Each record should be set down again so that it matches the original exactly.

**MATERIAL FOR THIS EXERCISE:**
....

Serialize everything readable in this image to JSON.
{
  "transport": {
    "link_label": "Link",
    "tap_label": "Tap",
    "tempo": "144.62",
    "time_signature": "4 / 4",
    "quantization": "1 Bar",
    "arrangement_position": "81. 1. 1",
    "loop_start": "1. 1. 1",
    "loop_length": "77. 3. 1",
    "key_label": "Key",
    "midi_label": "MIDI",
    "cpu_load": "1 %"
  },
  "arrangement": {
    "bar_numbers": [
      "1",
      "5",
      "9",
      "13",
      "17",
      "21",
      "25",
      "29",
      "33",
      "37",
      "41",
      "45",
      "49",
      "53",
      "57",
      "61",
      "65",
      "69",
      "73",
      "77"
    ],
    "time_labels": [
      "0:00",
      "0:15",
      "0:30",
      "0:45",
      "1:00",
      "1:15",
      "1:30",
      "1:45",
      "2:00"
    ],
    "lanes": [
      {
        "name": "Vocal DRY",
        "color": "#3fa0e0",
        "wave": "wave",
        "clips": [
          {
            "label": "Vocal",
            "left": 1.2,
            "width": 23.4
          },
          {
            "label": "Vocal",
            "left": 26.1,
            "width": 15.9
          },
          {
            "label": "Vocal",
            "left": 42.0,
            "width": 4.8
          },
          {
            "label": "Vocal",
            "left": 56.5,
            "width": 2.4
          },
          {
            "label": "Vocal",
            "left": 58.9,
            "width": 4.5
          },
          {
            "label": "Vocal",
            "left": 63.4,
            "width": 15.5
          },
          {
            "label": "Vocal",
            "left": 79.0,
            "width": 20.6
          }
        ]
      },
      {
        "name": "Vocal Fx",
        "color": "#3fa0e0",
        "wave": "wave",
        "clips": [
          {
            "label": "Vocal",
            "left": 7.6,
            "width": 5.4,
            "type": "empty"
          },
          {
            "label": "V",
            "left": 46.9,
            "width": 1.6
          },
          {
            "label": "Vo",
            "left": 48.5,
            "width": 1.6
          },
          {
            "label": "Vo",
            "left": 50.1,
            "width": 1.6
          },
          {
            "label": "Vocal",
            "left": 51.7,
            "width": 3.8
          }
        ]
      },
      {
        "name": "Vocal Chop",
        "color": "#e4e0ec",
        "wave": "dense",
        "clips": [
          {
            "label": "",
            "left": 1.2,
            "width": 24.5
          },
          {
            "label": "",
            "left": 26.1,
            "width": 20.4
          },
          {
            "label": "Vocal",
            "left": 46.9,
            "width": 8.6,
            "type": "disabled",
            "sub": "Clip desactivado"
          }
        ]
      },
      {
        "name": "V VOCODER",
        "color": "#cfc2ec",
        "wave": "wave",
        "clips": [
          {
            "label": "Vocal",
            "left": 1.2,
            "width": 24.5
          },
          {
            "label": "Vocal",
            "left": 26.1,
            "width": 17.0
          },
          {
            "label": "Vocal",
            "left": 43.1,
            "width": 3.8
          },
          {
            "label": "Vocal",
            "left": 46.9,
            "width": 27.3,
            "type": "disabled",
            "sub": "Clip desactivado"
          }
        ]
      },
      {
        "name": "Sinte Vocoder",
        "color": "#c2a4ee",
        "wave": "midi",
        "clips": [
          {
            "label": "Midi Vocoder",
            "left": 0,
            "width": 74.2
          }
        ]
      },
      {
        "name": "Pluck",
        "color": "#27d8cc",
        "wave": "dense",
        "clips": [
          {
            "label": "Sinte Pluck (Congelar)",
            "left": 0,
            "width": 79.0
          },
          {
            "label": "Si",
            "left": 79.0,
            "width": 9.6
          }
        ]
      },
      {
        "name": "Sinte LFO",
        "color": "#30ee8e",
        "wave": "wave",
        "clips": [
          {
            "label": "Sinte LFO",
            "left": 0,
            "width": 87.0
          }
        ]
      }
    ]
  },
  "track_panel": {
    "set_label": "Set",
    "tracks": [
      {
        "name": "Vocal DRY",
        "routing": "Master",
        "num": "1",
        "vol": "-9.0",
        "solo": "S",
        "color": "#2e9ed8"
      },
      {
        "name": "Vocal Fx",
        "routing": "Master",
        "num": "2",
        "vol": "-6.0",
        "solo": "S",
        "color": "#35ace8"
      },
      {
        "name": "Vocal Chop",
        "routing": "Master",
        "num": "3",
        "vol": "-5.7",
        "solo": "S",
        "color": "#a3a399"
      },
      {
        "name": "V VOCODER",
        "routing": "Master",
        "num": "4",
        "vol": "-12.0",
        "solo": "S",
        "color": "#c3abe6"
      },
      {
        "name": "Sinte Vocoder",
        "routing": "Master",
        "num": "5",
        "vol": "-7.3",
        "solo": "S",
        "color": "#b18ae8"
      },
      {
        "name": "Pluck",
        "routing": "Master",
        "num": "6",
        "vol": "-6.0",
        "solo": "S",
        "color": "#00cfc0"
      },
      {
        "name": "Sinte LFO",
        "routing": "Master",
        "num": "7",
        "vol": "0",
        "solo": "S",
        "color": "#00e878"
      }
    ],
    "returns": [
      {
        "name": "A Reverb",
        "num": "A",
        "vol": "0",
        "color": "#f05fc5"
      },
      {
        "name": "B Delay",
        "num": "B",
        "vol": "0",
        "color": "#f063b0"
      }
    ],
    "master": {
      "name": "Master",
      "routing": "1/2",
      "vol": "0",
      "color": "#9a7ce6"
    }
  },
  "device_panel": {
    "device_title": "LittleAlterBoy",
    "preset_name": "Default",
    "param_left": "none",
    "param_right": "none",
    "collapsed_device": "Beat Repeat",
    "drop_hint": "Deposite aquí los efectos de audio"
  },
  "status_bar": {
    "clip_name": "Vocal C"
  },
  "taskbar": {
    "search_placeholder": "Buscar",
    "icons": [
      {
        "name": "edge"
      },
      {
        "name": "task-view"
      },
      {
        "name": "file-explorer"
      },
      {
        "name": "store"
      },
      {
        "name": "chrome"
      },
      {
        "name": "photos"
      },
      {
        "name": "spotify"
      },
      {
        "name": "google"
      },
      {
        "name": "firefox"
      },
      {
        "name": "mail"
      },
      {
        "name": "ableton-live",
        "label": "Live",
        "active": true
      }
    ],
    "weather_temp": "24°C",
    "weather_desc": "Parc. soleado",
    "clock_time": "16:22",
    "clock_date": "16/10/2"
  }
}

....

**REPLY:**
Serialize everything readable in this image to JSON.
{
  "transport": {
    "link_label": "Link",
    "tap_label": "Tap",
    "tempo": "144.62",
    "time_signature": "4 / 4",
    "quantization": "1 Bar",
    "arrangement_position": "81. 1. 1",
    "loop_start": "1. 1. 1",
    "loop_length": "77. 3. 1",
    "key_label": "Key",
    "midi_label": "MIDI",
    "cpu_load": "1 %"
  },
  "arrangement": {
    "bar_numbers": [
      "1",
      "5",
      "9",
      "13",
      "17",
      "21",
      "25",
      "29",
      "33",
      "37",
      "41",
      "45",
      "49",
      "53",
      "57",
      "61",
      "65",
      "69",
      "73",
      "77"
    ],
    "time_labels": [
      "0:00",
      "0:15",
      "0:30",
      "0:45",
      "1:00",
      "1:15",
      "1:30",
      "1:45",
      "2:00"
    ],
    "lanes": [
      {
        "name": "Vocal DRY",
        "color": "#3fa0e0",
        "wave": "wave",
        "clips": [
          {
            "label": "Vocal",
            "left": 1.2,
            "width": 23.4
          },
          {
            "label": "Vocal",
            "left": 26.1,
            "width": 15.9
          },
          {
            "label": "Vocal",
            "left": 42.0,
            "width": 4.8
          },
          {
            "label": "Vocal",
            "left": 56.5,
            "width": 2.4
          },
          {
            "label": "Vocal",
            "left": 58.9,
            "width": 4.5
          },
          {
            "label": "Vocal",
            "left": 63.4,
            "width": 15.5
          },
          {
            "label": "Vocal",
            "left": 79.0,
            "width": 20.6
          }
        ]
      },
      {
        "name": "Vocal Fx",
        "color": "#3fa0e0",
        "wave": "wave",
        "clips": [
          {
            "label": "Vocal",
            "left": 7.6,
            "width": 5.4,
            "type": "empty"
          },
          {
            "label": "V",
            "left": 46.9,
            "width": 1.6
          },
          {
            "label": "Vo",
            "left": 48.5,
            "width": 1.6
          },
          {
            "label": "Vo",
            "left": 50.1,
            "width": 1.6
          },
          {
            "label": "Vocal",
            "left": 51.7,
            "width": 3.8
          }
        ]
      },
      {
        "name": "Vocal Chop",
        "color": "#e4e0ec",
        "wave": "dense",
        "clips": [
          {
            "label": "",
            "left": 1.2,
            "width": 24.5
          },
          {
            "label": "",
            "left": 26.1,
            "width": 20.4
          },
          {
            "label": "Vocal",
            "left": 46.9,
            "width": 8.6,
            "type": "disabled",
            "sub": "Clip desactivado"
          }
        ]
      },
      {
        "name": "V VOCODER",
        "color": "#cfc2ec",
        "wave": "wave",
        "clips": [
          {
            "label": "Vocal",
            "left": 1.2,
            "width": 24.5
          },
          {
            "label": "Vocal",
            "left": 26.1,
            "width": 17.0
          },
          {
            "label": "Vocal",
            "left": 43.1,
            "width": 3.8
          },
          {
            "label": "Vocal",
            "left": 46.9,
            "width": 27.3,
            "type": "disabled",
            "sub": "Clip desactivado"
          }
        ]
      },
      {
        "name": "Sinte Vocoder",
        "color": "#c2a4ee",
        "wave": "midi",
        "clips": [
          {
            "label": "Midi Vocoder",
            "left": 0,
            "width": 74.2
          }
        ]
      },
      {
        "name": "Pluck",
        "color": "#27d8cc",
        "wave": "dense",
        "clips": [
          {
            "label": "Sinte Pluck (Congelar)",
            "left": 0,
            "width": 79.0
          },
          {
            "label": "Si",
            "left": 79.0,
            "width": 9.6
          }
        ]
      },
      {
        "name": "Sinte LFO",
        "color": "#30ee8e",
        "wave": "wave",
        "clips": [
          {
            "label": "Sinte LFO",
            "left": 0,
            "width": 87.0
          }
        ]
      }
    ]
  },
  "track_panel": {
    "set_label": "Set",
    "tracks": [
      {
        "name": "Vocal DRY",
        "routing": "Master",
        "num": "1",
        "vol": "-9.0",
        "solo": "S",
        "color": "#2e9ed8"
      },
      {
        "name": "Vocal Fx",
        "routing": "Master",
        "num": "2",
        "vol": "-6.0",
        "solo": "S",
        "color": "#35ace8"
      },
      {
        "name": "Vocal Chop",
        "routing": "Master",
        "num": "3",
        "vol": "-5.7",
        "solo": "S",
        "color": "#a3a399"
      },
      {
        "name": "V VOCODER",
        "routing": "Master",
        "num": "4",
        "vol": "-12.0",
        "solo": "S",
        "color": "#c3abe6"
      },
      {
        "name": "Sinte Vocoder",
        "routing": "Master",
        "num": "5",
        "vol": "-7.3",
        "solo": "S",
        "color": "#b18ae8"
      },
      {
        "name": "Pluck",
        "routing": "Master",
        "num": "6",
        "vol": "-6.0",
        "solo": "S",
        "color": "#00cfc0"
      },
      {
        "name": "Sinte LFO",
        "routing": "Master",
        "num": "7",
        "vol": "0",
        "solo": "S",
        "color": "#00e878"
      }
    ],
    "returns": [
      {
        "name": "A Reverb",
        "num": "A",
        "vol": "0",
        "color": "#f05fc5"
      },
      {
        "name": "B Delay",
        "num": "B",
        "vol": "0",
        "color": "#f063b0"
      }
    ],
    "master": {
      "name": "Master",
      "routing": "1/2",
      "vol": "0",
      "color": "#9a7ce6"
    }
  },
  "device_panel": {
    "device_title": "LittleAlterBoy",
    "preset_name": "Default",
    "param_left": "none",
    "param_right": "none",
    "collapsed_device": "Beat Repeat",
    "drop_hint": "Deposite aquí los efectos de audio"
  },
  "status_bar": {
    "clip_name": "Vocal C"
  },
  "taskbar": {
    "search_placeholder": "Buscar",
    "icons": [
      {
        "name": "edge"
      },
      {
        "name": "task-view"
      },
      {
        "name": "file-explorer"
      },
      {
        "name": "store"
      },
      {
        "name": "chrome"
      },
      {
        "name": "photos"
      },
      {
        "name": "spotify"
      },
      {
        "name": "google"
      },
      {
        "name": "firefox"
      },
      {
        "name": "mail"
      },
      {
        "name": "ableton-live",
        "label": "Live",
        "active": true
      }
    ],
    "weather_temp": "24°C",
    "weather_desc": "Parc. soleado",
    "clock_time": "16:22",
    "clock_date": "16/10/2"
  }
}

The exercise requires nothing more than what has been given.